(EXTRACTED DATA Opens)

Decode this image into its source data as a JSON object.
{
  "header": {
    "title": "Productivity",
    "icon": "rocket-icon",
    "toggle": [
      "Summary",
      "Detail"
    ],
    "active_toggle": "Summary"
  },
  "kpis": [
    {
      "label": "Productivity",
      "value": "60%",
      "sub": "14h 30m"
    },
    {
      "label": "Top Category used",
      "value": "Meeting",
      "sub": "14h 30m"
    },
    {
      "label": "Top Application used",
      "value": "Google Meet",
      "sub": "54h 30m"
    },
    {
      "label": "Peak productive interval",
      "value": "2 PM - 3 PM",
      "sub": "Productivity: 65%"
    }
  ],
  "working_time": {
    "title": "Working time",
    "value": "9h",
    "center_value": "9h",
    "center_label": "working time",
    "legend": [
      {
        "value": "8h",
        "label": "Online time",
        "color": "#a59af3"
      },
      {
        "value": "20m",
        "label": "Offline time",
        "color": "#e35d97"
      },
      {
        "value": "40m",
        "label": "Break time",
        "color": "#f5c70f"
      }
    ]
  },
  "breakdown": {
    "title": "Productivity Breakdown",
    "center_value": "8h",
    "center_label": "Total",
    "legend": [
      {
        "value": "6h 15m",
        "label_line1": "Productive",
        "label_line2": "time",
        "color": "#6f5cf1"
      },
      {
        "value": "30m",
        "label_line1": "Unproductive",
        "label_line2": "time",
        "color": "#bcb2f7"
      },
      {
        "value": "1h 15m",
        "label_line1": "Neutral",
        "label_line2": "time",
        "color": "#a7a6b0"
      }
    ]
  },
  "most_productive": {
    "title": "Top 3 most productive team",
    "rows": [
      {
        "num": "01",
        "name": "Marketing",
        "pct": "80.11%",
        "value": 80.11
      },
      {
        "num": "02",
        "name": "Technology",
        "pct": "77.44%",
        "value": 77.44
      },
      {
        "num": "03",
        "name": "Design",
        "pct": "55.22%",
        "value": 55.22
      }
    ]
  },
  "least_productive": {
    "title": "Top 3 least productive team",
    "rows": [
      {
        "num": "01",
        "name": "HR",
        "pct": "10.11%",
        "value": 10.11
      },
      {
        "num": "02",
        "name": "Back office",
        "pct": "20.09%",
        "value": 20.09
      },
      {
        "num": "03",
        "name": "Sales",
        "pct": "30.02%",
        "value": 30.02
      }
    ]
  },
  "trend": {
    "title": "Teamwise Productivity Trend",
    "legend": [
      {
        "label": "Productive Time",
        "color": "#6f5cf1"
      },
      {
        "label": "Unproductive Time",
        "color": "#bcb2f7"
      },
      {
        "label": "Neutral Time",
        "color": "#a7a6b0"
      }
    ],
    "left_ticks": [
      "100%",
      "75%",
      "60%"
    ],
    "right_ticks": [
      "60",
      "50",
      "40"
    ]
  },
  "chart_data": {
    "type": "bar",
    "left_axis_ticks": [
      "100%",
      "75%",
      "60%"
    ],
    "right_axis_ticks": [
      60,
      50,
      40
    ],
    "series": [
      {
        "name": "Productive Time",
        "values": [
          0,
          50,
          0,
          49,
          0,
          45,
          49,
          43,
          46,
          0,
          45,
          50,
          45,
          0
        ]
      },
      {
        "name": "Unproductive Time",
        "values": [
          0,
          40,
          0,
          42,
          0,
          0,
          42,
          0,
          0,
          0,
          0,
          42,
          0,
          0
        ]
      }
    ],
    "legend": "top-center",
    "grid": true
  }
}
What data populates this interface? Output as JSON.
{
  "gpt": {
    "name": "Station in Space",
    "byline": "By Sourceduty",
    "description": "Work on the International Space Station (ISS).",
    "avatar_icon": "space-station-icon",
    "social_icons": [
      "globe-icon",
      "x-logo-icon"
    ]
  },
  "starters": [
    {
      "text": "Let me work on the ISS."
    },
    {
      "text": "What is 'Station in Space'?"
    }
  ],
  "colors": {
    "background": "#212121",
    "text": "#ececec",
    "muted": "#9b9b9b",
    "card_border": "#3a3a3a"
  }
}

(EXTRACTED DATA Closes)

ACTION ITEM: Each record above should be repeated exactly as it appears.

TASK RESULT:
Decode this image into its source data as a JSON object.
{
  "header": {
    "title": "Productivity",
    "icon": "rocket-icon",
    "toggle": [
      "Summary",
      "Detail"
    ],
    "active_toggle": "Summary"
  },
  "kpis": [
    {
      "label": "Productivity",
      "value": "60%",
      "sub": "14h 30m"
    },
    {
      "label": "Top Category used",
      "value": "Meeting",
      "sub": "14h 30m"
    },
    {
      "label": "Top Application used",
      "value": "Google Meet",
      "sub": "54h 30m"
    },
    {
      "label": "Peak productive interval",
      "value": "2 PM - 3 PM",
      "sub": "Productivity: 65%"
    }
  ],
  "working_time": {
    "title": "Working time",
    "value": "9h",
    "center_value": "9h",
    "center_label": "working time",
    "legend": [
      {
        "value": "8h",
        "label": "Online time",
        "color": "#a59af3"
      },
      {
        "value": "20m",
        "label": "Offline time",
        "color": "#e35d97"
      },
      {
        "value": "40m",
        "label": "Break time",
        "color": "#f5c70f"
      }
    ]
  },
  "breakdown": {
    "title": "Productivity Breakdown",
    "center_value": "8h",
    "center_label": "Total",
    "legend": [
      {
        "value": "6h 15m",
        "label_line1": "Productive",
        "label_line2": "time",
        "color": "#6f5cf1"
      },
      {
        "value": "30m",
        "label_line1": "Unproductive",
        "label_line2": "time",
        "color": "#bcb2f7"
      },
      {
        "value": "1h 15m",
        "label_line1": "Neutral",
        "label_line2": "time",
        "color": "#a7a6b0"
      }
    ]
  },
  "most_productive": {
    "title": "Top 3 most productive team",
    "rows": [
      {
        "num": "01",
        "name": "Marketing",
        "pct": "80.11%",
        "value": 80.11
      },
      {
        "num": "02",
        "name": "Technology",
        "pct": "77.44%",
        "value": 77.44
      },
      {
        "num": "03",
        "name": "Design",
        "pct": "55.22%",
        "value": 55.22
      }
    ]
  },
  "least_productive": {
    "title": "Top 3 least productive team",
    "rows": [
      {
        "num": "01",
        "name": "HR",
        "pct": "10.11%",
        "value": 10.11
      },
      {
        "num": "02",
        "name": "Back office",
        "pct": "20.09%",
        "value": 20.09
      },
      {
        "num": "03",
        "name": "Sales",
        "pct": "30.02%",
        "value": 30.02
      }
    ]
  },
  "trend": {
    "title": "Teamwise Productivity Trend",
    "legend": [
      {
        "label": "Productive Time",
        "color": "#6f5cf1"
      },
      {
        "label": "Unproductive Time",
        "color": "#bcb2f7"
      },
      {
        "label": "Neutral Time",
        "color": "#a7a6b0"
      }
    ],
    "left_ticks": [
      "100%",
      "75%",
      "60%"
    ],
    "right_ticks": [
      "60",
      "50",
      "40"
    ]
  },
  "chart_data": {
    "type": "bar",
    "left_axis_ticks": [
      "100%",
      "75%",
      "60%"
    ],
    "right_axis_ticks": [
      60,
      50,
      40
    ],
    "series": [
      {
        "name": "Productive Time",
        "values": [
          0,
          50,
          0,
          49,
          0,
          45,
          49,
          43,
          46,
          0,
          45,
          50,
          45,
          0
        ]
      },
      {
        "name": "Unproductive Time",
        "values": [
          0,
          40,
          0,
          42,
          0,
          0,
          42,
          0,
          0,
          0,
          0,
          42,
          0,
          0
        ]
      }
    ],
    "legend": "top-center",
    "grid": true
  }
}
What data populates this interface? Output as JSON.
{
  "gpt": {
    "name": "Station in Space",
    "byline": "By Sourceduty",
    "description": "Work on the International Space Station (ISS).",
    "avatar_icon": "space-station-icon",
    "social_icons": [
      "globe-icon",
      "x-logo-icon"
    ]
  },
  "starters": [
    {
      "text": "Let me work on the ISS."
    },
    {
      "text": "What is 'Station in Space'?"
    }
  ],
  "colors": {
    "background": "#212121",
    "text": "#ececec",
    "muted": "#9b9b9b",
    "card_border": "#3a3a3a"
  }
}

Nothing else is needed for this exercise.